- Opening Delimiter -
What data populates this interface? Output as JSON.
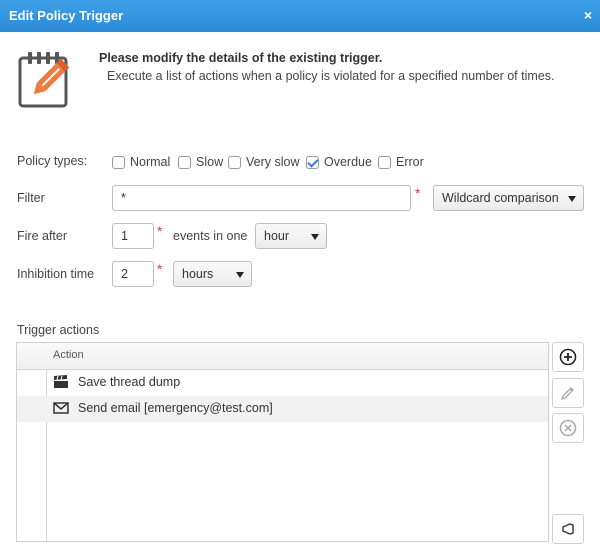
{
  "dialog": {
    "title": "Edit Policy Trigger",
    "close_glyph": "×"
  },
  "header": {
    "icon": "edit-note-icon",
    "title": "Please modify the details of the existing trigger.",
    "subtitle": "Execute a list of actions when a policy is violated for a specified number of times."
  },
  "form": {
    "policy_types_label": "Policy types:",
    "policy_types": [
      {
        "label": "Normal",
        "checked": false
      },
      {
        "label": "Slow",
        "checked": false
      },
      {
        "label": "Very slow",
        "checked": false
      },
      {
        "label": "Overdue",
        "checked": true
      },
      {
        "label": "Error",
        "checked": false
      }
    ],
    "filter_label": "Filter",
    "filter_value": "*",
    "filter_mode": "Wildcard comparison",
    "fire_after_label": "Fire after",
    "fire_after_value": "1",
    "events_text": "events in one",
    "fire_unit": "hour",
    "inhibition_label": "Inhibition time",
    "inhibition_value": "2",
    "inhibition_unit": "hours",
    "required_mark": "*"
  },
  "actions": {
    "section_label": "Trigger actions",
    "column_header": "Action",
    "rows": [
      {
        "icon": "clapperboard-icon",
        "label": "Save thread dump"
      },
      {
        "icon": "envelope-icon",
        "label": "Send email [emergency@test.com]"
      }
    ],
    "buttons": [
      "add-icon",
      "edit-icon",
      "remove-icon",
      "test-icon"
    ]
  },
  "colors": {
    "titlebar": "#2a8ad8",
    "accent_icon": "#f07b3f",
    "required": "#e03a2f"
  }
}
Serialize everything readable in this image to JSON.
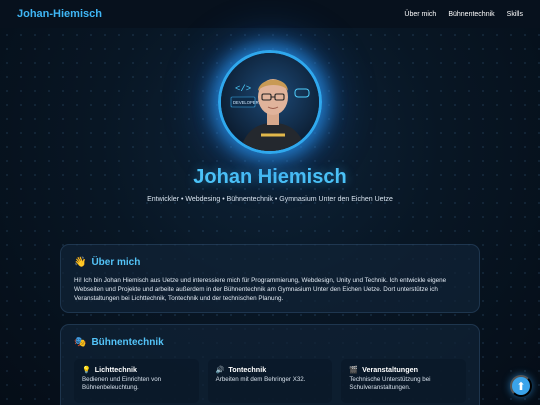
{
  "navbar": {
    "brand": "Johan-Hiemisch",
    "links": [
      "Über mich",
      "Bühnentechnik",
      "Skills"
    ]
  },
  "hero": {
    "avatar_alt": "Profilbild",
    "avatar_sticker_text": "DEVELOPER",
    "title": "Johan Hiemisch",
    "subtitle": "Entwickler • Webdesing • Bühnentechnik • Gymnasium Unter den Eichen Uetze"
  },
  "about": {
    "icon": "👋",
    "title": "Über mich",
    "text": "Hi! Ich bin Johan Hiemisch aus Uetze und interessiere mich für Programmierung, Webdesign, Unity und Technik. Ich entwickle eigene Webseiten und Projekte und arbeite außerdem in der Bühnentechnik am Gymnasium Unter den Eichen Uetze. Dort unterstütze ich Veranstaltungen bei Lichttechnik, Tontechnik und der technischen Planung."
  },
  "stage": {
    "icon": "🎭",
    "title": "Bühnentechnik",
    "items": [
      {
        "icon": "💡",
        "title": "Lichttechnik",
        "text": "Bedienen und Einrichten von Bühnenbeleuchtung."
      },
      {
        "icon": "🔊",
        "title": "Tontechnik",
        "text": "Arbeiten mit dem Behringer X32."
      },
      {
        "icon": "🎬",
        "title": "Veranstaltungen",
        "text": "Technische Unterstützung bei Schulveranstaltungen."
      }
    ]
  },
  "scroll_top": {
    "icon": "⬆"
  },
  "colors": {
    "accent": "#4cc3f7",
    "background": "#081624",
    "card": "#102236"
  }
}
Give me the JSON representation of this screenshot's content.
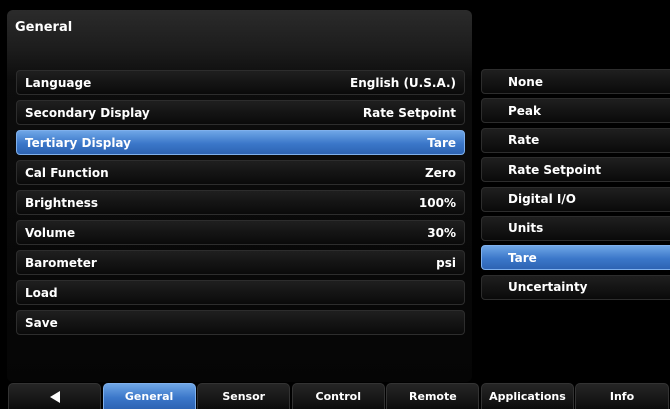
{
  "panel": {
    "title": "General"
  },
  "settings": [
    {
      "label": "Language",
      "value": "English (U.S.A.)"
    },
    {
      "label": "Secondary Display",
      "value": "Rate Setpoint"
    },
    {
      "label": "Tertiary Display",
      "value": "Tare"
    },
    {
      "label": "Cal Function",
      "value": "Zero"
    },
    {
      "label": "Brightness",
      "value": "100%"
    },
    {
      "label": "Volume",
      "value": "30%"
    },
    {
      "label": "Barometer",
      "value": "psi"
    },
    {
      "label": "Load",
      "value": ""
    },
    {
      "label": "Save",
      "value": ""
    }
  ],
  "options": [
    "None",
    "Peak",
    "Rate",
    "Rate Setpoint",
    "Digital I/O",
    "Units",
    "Tare",
    "Uncertainty"
  ],
  "tabs": [
    "General",
    "Sensor",
    "Control",
    "Remote",
    "Applications",
    "Info"
  ],
  "back_icon": "left-arrow-icon",
  "colors": {
    "accent": "#3b77c9",
    "background": "#000000"
  }
}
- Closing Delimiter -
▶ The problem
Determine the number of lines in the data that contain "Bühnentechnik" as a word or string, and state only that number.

▶ Answer below
4